I love interviewing people. I enjoy the mandate a microphone gives me to delve and duck around people's lives and experiences, stories shared, insight elicited. I never cease to be surprised at how the most tightly structured interview soon unravels into a glorified chat as my producer rolls her eyes knowing she has to wade through the material and attempt to make me sound like I might know what I'm talking about.
And radio affords a greater intimacy than any other medium: the power of the voice, the power of the pause seem somehow amplified on the wireless.
Yet taking the census questions as my starting point I soon became aware of their directness, their lack of tact. Epithets were superfluous in the attempt to quantify the state of the nation. A seemingly innocuous question like "who lives here normally" followed by "who will be staying here tonight" felt like the most personal of intrusions. And one thing I was taught as a young lad in Glasgow is to never discuss Religion and Politics. This caveat would have made the radio 4 census gathering project anodyne in the extreme. People's lives are politics and religion. They're crucial to creating some sort of portrait of the nations we call a United Kingdom.
Luckily my license was poetic enough to throw in a few cheekier, non official Census questions. "How many times have you been in love? Do you remember your first kiss? When were you at your happiest?" I'll never tire of the moment these questions were posed and were invariably followed by a smile, a pause, an intake of breath or some combination of all three!
My over-riding sense of my experiences making this series is how normal and simultaneously surprising we are as a country. And also, how friendly and trusting and giving we are. I felt genuinely buoyed by the people I met, both the set-up interviews and those whose doors we stepped.
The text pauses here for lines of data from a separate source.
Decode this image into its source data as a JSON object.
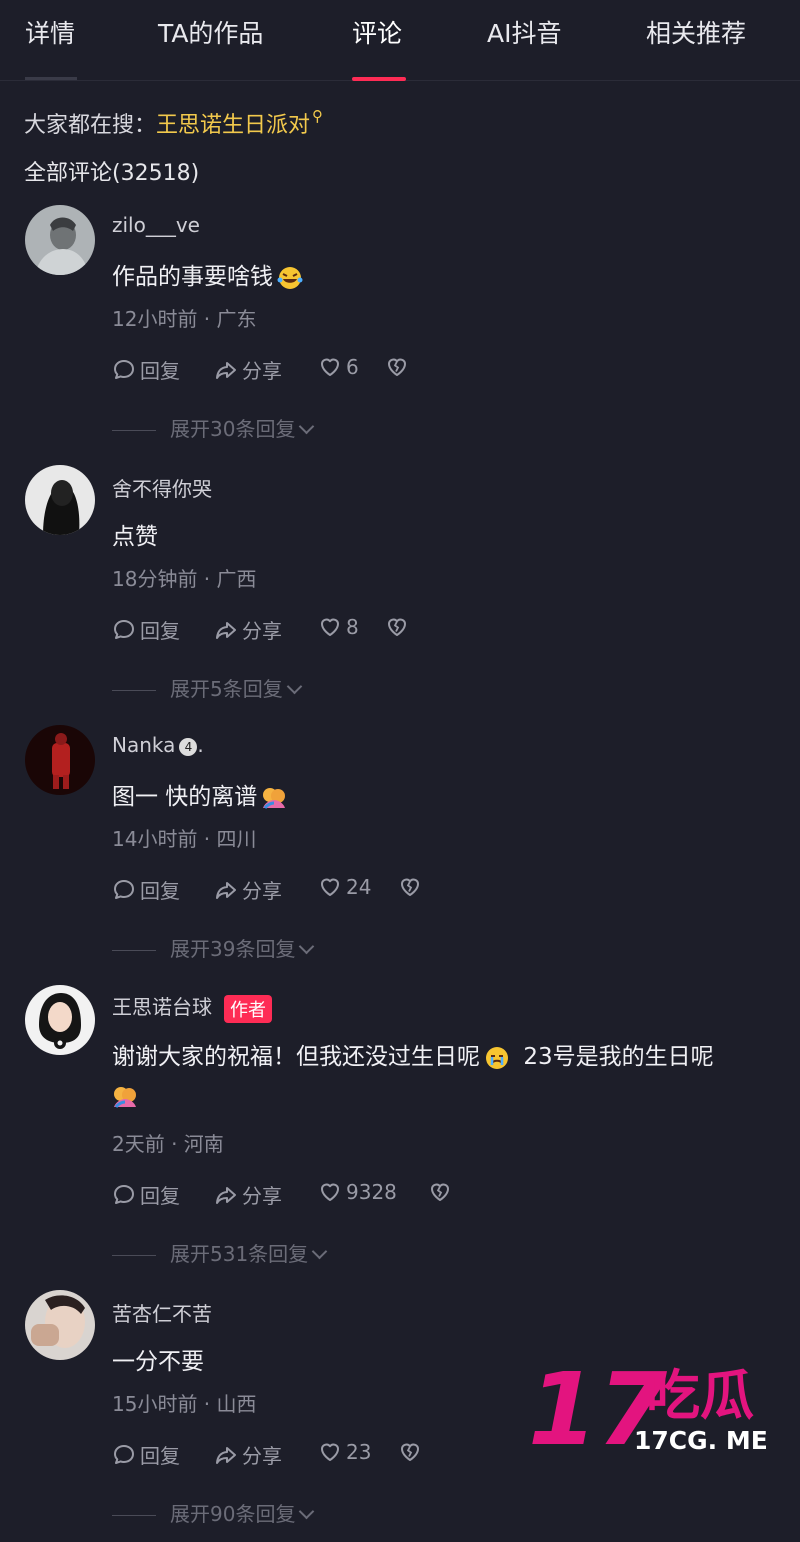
{
  "tabs": [
    {
      "label": "详情"
    },
    {
      "label": "TA的作品"
    },
    {
      "label": "评论"
    },
    {
      "label": "AI抖音"
    },
    {
      "label": "相关推荐"
    }
  ],
  "search_hint": {
    "prefix": "大家都在搜：",
    "keyword": "王思诺生日派对"
  },
  "total_comments": "全部评论(32518)",
  "reply_label": "回复",
  "share_label": "分享",
  "comments": [
    {
      "user": "zilo___ve",
      "text": "作品的事要啥钱",
      "emoji": "laughing-tears-emoji",
      "meta": "12小时前 · 广东",
      "likes": "6",
      "expand": "展开30条回复"
    },
    {
      "user": "舍不得你哭",
      "text": "点赞",
      "meta": "18分钟前 · 广西",
      "likes": "8",
      "expand": "展开5条回复"
    },
    {
      "user": "Nanka",
      "user_badge": "4",
      "user_suffix": ".",
      "text": "图一 快的离谱",
      "emoji": "hug-emoji",
      "meta": "14小时前 · 四川",
      "likes": "24",
      "expand": "展开39条回复"
    },
    {
      "user": "王思诺台球",
      "author_tag": "作者",
      "text": "谢谢大家的祝福！但我还没过生日呢",
      "text2": "23号是我的生日呢",
      "emoji": "crying-emoji",
      "emoji2": "hug-emoji",
      "meta": "2天前 · 河南",
      "likes": "9328",
      "expand": "展开531条回复"
    },
    {
      "user": "苦杏仁不苦",
      "text": "一分不要",
      "meta": "15小时前 · 山西",
      "likes": "23",
      "expand": "展开90条回复"
    }
  ],
  "watermark": {
    "big": "17",
    "cn": "吃瓜",
    "site": "17CG. ME",
    "color": "#e3147f"
  },
  "colors": {
    "background": "#1d1e29",
    "accent": "#fe2c55",
    "keyword": "#f2c94c"
  }
}
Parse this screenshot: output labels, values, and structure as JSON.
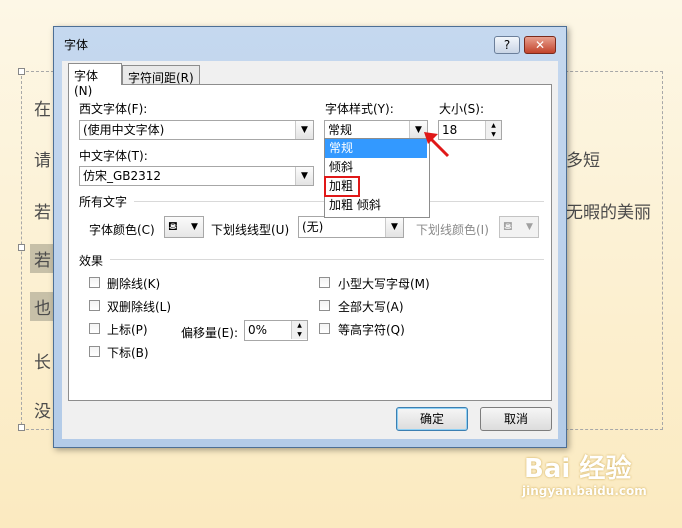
{
  "slide_text": {
    "line1": "在",
    "line2": "请",
    "line2_right": "多短",
    "line3": "若",
    "line3_right": "无暇的美丽",
    "line4": "若",
    "line5": "也",
    "line6": "长",
    "line7": "没"
  },
  "dialog": {
    "title": "字体",
    "help_button": "?",
    "close_button": "✕",
    "tabs": [
      "字体(N)",
      "字符间距(R)"
    ],
    "western_font_label": "西文字体(F):",
    "western_font_value": "(使用中文字体)",
    "style_label": "字体样式(Y):",
    "style_value": "常规",
    "size_label": "大小(S):",
    "size_value": "18",
    "chinese_font_label": "中文字体(T):",
    "chinese_font_value": "仿宋_GB2312",
    "style_options": [
      "常规",
      "倾斜",
      "加粗",
      "加粗 倾斜"
    ],
    "all_text_section": "所有文字",
    "font_color_label": "字体颜色(C)",
    "underline_style_label": "下划线线型(U)",
    "underline_style_value": "(无)",
    "underline_color_label": "下划线颜色(I)",
    "effects_section": "效果",
    "effects_left": [
      "删除线(K)",
      "双删除线(L)",
      "上标(P)",
      "下标(B)"
    ],
    "effects_right": [
      "小型大写字母(M)",
      "全部大写(A)",
      "等高字符(Q)"
    ],
    "offset_label": "偏移量(E):",
    "offset_value": "0%",
    "ok_button": "确定",
    "cancel_button": "取消"
  },
  "watermark": {
    "brand": "Bai 经验",
    "url": "jingyan.baidu.com"
  },
  "colors": {
    "highlight_option": "#3399ff",
    "annotation_red": "#e01818"
  }
}
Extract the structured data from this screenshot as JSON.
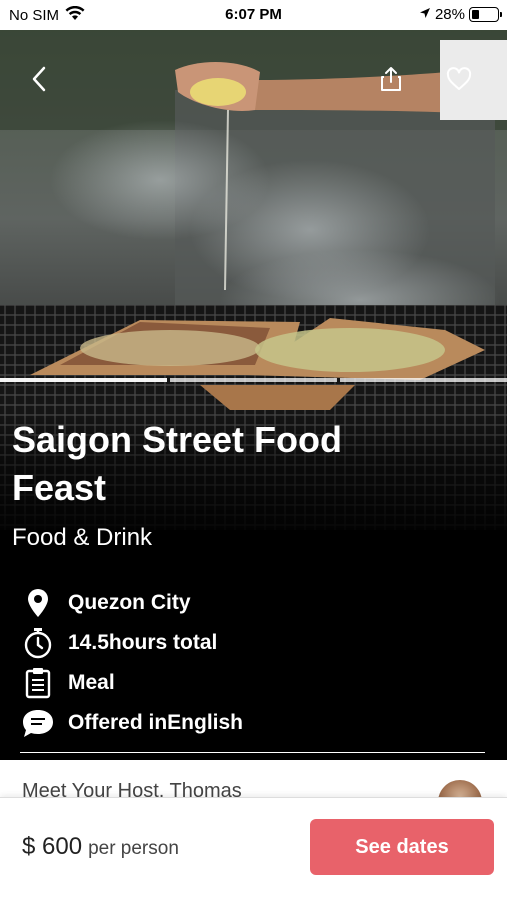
{
  "status_bar": {
    "carrier": "No SIM",
    "time": "6:07 PM",
    "battery": "28%",
    "battery_level": 0.28
  },
  "nav": {
    "back_icon": "chevron-left-icon",
    "share_icon": "share-icon",
    "favorite_icon": "heart-icon"
  },
  "gallery": {
    "segments": 3,
    "active": 0
  },
  "experience": {
    "title": "Saigon Street Food Feast",
    "category": "Food & Drink",
    "details": [
      {
        "icon": "location-pin-icon",
        "text": "Quezon City"
      },
      {
        "icon": "stopwatch-icon",
        "text": "14.5hours total"
      },
      {
        "icon": "clipboard-icon",
        "text": "Meal"
      },
      {
        "icon": "speech-bubble-icon",
        "text": "Offered inEnglish"
      }
    ]
  },
  "host": {
    "label": "Meet Your Host, Thomas"
  },
  "footer": {
    "price": "$ 600",
    "price_unit": "per person",
    "cta": "See dates",
    "cta_color": "#e8626a"
  }
}
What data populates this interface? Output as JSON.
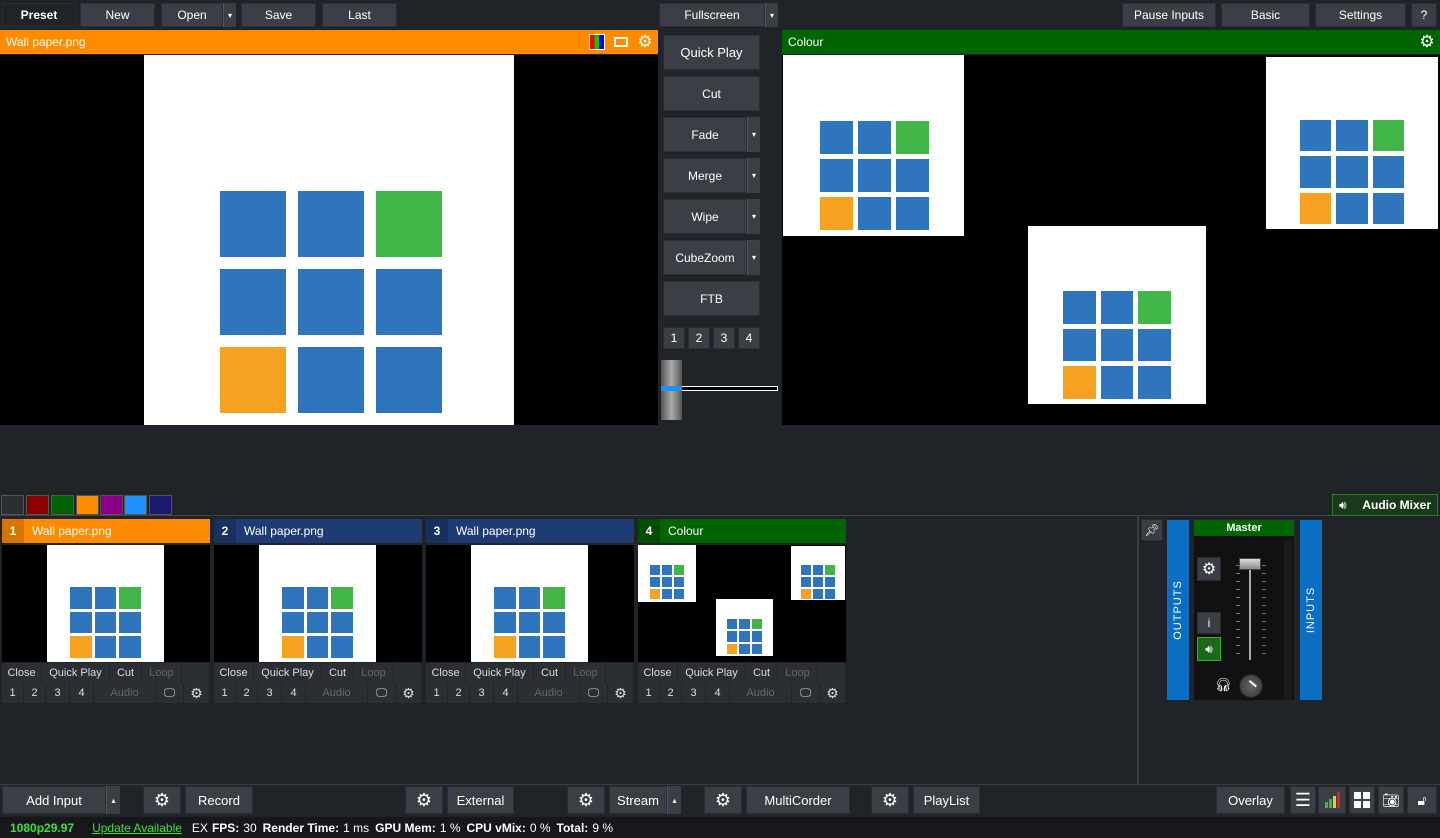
{
  "toolbar": {
    "preset": "Preset",
    "new": "New",
    "open": "Open",
    "save": "Save",
    "last": "Last",
    "fullscreen": "Fullscreen",
    "pause_inputs": "Pause Inputs",
    "basic": "Basic",
    "settings": "Settings",
    "help": "?"
  },
  "preview": {
    "title": "Wall paper.png"
  },
  "output": {
    "title": "Colour"
  },
  "transitions": {
    "quick_play": "Quick Play",
    "cut": "Cut",
    "fade": "Fade",
    "merge": "Merge",
    "wipe": "Wipe",
    "cubezoom": "CubeZoom",
    "ftb": "FTB",
    "nums": [
      "1",
      "2",
      "3",
      "4"
    ]
  },
  "audio_mixer": {
    "label": "Audio Mixer",
    "master": "Master",
    "outputs": "OUTPUTS",
    "inputs": "INPUTS",
    "info": "i"
  },
  "inputs": [
    {
      "num": "1",
      "title": "Wall paper.png",
      "color": "#ff8c00"
    },
    {
      "num": "2",
      "title": "Wall paper.png",
      "color": "#1f3b73"
    },
    {
      "num": "3",
      "title": "Wall paper.png",
      "color": "#1f3b73"
    },
    {
      "num": "4",
      "title": "Colour",
      "color": "#006400"
    }
  ],
  "input_controls": {
    "close": "Close",
    "quick_play": "Quick Play",
    "cut": "Cut",
    "loop": "Loop",
    "audio": "Audio",
    "nums": [
      "1",
      "2",
      "3",
      "4"
    ]
  },
  "bottom": {
    "add_input": "Add Input",
    "record": "Record",
    "external": "External",
    "stream": "Stream",
    "multicorder": "MultiCorder",
    "playlist": "PlayList",
    "overlay": "Overlay"
  },
  "status": {
    "format": "1080p29.97",
    "update": "Update Available",
    "ex": "EX",
    "fps_label": "FPS:",
    "fps": "30",
    "render_label": "Render Time:",
    "render": "1 ms",
    "gpu_label": "GPU Mem:",
    "gpu": "1 %",
    "cpu_label": "CPU vMix:",
    "cpu": "0 %",
    "total_label": "Total:",
    "total": "9 %"
  },
  "colors": {
    "orange": "#ff8c00",
    "green": "#006400",
    "navy": "#1f3b73",
    "accent_blue": "#0a6fc2"
  },
  "color_swatches": [
    "#2b2e33",
    "#8b0000",
    "#006400",
    "#ff8c00",
    "#8b008b",
    "#1e90ff",
    "#191970"
  ]
}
There is much generosity of spirit, much kindness and a great sense of community out there, regardless of who lives in what sort of house and who they first kissed.
Hardeep Singh Kohli presents his Alternative Census on BBC Radio 4